### The task
If a line in the data below contains "gitignore", copy it.
'''
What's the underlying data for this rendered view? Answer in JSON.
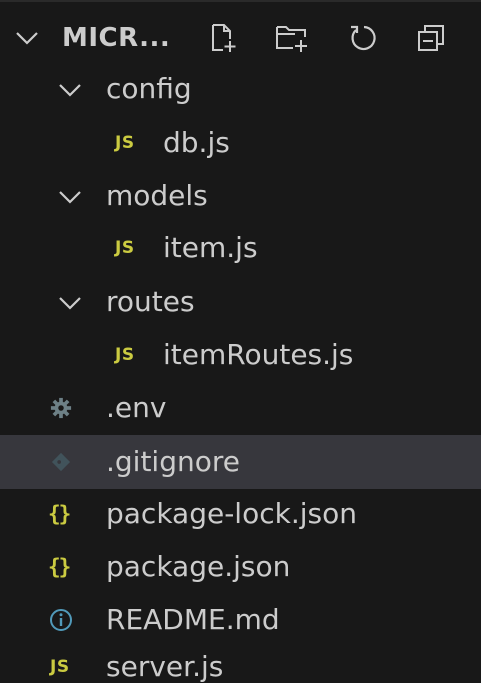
{
  "header": {
    "title": "MICR...",
    "icons": [
      "new-file-icon",
      "new-folder-icon",
      "refresh-icon",
      "collapse-all-icon"
    ]
  },
  "tree": {
    "folders": {
      "config": "config",
      "models": "models",
      "routes": "routes"
    },
    "files": {
      "db": "db.js",
      "item": "item.js",
      "itemRoutes": "itemRoutes.js",
      "env": ".env",
      "gitignore": ".gitignore",
      "package_lock": "package-lock.json",
      "package": "package.json",
      "readme": "README.md",
      "server": "server.js"
    },
    "badges": {
      "js": "JS",
      "json": "{}"
    },
    "selected": ".gitignore"
  },
  "colors": {
    "background": "#181818",
    "selected_row": "#37373d",
    "text": "#cccccc",
    "js_badge": "#cbcb41",
    "json_badge": "#cbcb41",
    "info_icon": "#519aba",
    "gear_icon": "#6d8086",
    "git_icon": "#41535b"
  }
}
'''
### Exercise result
      "gitignore": ".gitignore",
    "selected": ".gitignore"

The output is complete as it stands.